### PROBLEM TO SOLVE:
Go through the listing and copy each line with the string "this".
━━━━━ INPUT MATERIAL ━━━━━
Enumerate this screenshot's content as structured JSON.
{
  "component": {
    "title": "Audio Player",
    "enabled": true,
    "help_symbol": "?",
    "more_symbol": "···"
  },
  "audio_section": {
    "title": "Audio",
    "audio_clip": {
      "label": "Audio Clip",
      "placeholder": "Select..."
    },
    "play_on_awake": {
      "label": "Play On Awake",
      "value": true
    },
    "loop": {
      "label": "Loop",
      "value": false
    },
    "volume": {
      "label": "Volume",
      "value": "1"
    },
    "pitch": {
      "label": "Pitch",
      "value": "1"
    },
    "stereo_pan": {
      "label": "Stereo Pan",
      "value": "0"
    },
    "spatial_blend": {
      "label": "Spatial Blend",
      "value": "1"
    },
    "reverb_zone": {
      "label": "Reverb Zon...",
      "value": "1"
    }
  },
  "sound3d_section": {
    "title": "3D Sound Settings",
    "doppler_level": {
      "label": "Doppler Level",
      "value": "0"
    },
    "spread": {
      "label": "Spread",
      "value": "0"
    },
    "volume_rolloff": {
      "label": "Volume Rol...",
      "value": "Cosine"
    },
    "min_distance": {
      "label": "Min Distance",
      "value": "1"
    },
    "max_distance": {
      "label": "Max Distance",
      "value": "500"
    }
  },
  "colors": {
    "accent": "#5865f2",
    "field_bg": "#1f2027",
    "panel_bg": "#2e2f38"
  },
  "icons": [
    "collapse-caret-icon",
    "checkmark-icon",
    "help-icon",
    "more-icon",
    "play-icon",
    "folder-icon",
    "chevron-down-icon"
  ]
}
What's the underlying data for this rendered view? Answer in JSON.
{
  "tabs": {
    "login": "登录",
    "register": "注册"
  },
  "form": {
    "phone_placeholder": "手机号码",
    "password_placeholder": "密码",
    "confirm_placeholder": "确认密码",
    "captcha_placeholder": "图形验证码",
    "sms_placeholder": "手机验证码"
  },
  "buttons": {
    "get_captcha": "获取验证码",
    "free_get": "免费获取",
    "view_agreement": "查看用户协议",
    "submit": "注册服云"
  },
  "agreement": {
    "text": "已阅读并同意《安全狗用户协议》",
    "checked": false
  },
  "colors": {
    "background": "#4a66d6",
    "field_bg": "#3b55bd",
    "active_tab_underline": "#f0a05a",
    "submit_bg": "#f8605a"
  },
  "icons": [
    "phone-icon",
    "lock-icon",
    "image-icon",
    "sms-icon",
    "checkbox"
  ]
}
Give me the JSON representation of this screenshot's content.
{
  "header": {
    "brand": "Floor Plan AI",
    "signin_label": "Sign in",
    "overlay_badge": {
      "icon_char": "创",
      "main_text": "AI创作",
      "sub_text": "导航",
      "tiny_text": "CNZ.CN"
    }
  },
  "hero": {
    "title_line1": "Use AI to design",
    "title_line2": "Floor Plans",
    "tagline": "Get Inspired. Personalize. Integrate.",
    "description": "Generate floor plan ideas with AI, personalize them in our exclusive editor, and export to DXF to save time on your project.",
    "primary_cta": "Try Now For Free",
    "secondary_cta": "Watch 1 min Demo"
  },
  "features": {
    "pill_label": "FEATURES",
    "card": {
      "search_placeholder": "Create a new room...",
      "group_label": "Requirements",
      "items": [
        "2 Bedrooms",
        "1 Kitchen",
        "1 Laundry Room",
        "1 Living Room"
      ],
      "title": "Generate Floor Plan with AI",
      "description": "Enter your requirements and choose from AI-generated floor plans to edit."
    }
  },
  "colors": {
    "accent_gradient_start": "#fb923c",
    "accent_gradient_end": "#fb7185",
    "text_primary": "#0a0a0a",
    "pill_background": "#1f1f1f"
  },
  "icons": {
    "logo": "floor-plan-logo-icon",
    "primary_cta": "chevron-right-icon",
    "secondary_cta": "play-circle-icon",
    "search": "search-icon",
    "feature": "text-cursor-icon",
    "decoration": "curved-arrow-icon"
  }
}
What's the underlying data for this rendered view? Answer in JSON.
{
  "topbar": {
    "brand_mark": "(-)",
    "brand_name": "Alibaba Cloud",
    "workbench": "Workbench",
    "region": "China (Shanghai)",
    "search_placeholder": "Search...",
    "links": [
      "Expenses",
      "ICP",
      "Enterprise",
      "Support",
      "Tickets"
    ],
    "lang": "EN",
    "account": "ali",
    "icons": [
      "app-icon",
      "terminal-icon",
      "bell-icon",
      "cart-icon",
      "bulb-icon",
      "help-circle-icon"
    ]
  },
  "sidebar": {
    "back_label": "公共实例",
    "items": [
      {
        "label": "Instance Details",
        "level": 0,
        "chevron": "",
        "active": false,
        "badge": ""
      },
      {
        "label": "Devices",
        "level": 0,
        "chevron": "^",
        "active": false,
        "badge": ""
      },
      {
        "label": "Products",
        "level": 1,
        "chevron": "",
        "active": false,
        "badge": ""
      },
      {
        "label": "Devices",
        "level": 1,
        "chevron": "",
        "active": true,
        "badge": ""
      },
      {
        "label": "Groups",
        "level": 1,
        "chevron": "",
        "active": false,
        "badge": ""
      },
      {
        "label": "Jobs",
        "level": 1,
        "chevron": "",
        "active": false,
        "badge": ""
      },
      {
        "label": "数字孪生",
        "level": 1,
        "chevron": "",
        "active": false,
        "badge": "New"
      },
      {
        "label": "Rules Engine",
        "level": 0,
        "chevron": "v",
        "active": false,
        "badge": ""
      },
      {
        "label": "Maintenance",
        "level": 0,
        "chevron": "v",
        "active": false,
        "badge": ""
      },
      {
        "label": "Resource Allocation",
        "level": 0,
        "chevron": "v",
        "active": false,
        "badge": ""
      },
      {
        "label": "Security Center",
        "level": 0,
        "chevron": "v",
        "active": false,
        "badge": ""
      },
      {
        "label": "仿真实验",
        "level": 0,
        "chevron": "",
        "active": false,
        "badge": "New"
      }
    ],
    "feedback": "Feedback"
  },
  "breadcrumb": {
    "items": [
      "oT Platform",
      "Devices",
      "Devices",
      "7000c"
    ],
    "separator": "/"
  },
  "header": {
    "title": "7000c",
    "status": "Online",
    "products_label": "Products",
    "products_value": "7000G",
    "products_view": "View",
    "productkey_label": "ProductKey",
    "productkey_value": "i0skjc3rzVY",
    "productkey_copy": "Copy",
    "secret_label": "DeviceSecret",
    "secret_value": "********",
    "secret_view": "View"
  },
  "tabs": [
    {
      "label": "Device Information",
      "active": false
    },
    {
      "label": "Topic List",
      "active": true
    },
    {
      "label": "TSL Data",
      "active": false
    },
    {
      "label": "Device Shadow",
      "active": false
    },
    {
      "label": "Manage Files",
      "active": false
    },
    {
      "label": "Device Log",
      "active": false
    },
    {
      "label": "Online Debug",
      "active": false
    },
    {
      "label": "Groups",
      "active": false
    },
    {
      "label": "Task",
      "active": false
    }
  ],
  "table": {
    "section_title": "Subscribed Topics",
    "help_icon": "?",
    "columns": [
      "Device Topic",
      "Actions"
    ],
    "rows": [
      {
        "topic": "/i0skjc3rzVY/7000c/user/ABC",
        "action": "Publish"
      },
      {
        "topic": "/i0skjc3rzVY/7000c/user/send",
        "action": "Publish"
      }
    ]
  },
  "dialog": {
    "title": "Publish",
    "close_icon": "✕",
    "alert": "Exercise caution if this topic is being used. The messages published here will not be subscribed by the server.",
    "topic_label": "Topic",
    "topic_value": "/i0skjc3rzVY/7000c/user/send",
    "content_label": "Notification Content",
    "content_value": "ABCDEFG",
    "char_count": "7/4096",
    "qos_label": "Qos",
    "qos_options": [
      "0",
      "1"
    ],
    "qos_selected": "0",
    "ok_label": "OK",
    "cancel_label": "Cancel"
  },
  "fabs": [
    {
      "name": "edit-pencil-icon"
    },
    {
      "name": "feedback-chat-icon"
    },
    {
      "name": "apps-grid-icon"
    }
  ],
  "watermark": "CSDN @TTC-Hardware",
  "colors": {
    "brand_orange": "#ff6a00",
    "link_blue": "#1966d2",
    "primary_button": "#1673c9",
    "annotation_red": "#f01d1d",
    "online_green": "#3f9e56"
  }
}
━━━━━
### ANSWER SECTION:
Enumerate this screenshot's content as structured JSON.
What's the underlying data for this rendered view? Answer in JSON.
Give me the JSON representation of this screenshot's content.
What's the underlying data for this rendered view? Answer in JSON.
    "alert": "Exercise caution if this topic is being used. The messages published here will not be subscribed by the server.",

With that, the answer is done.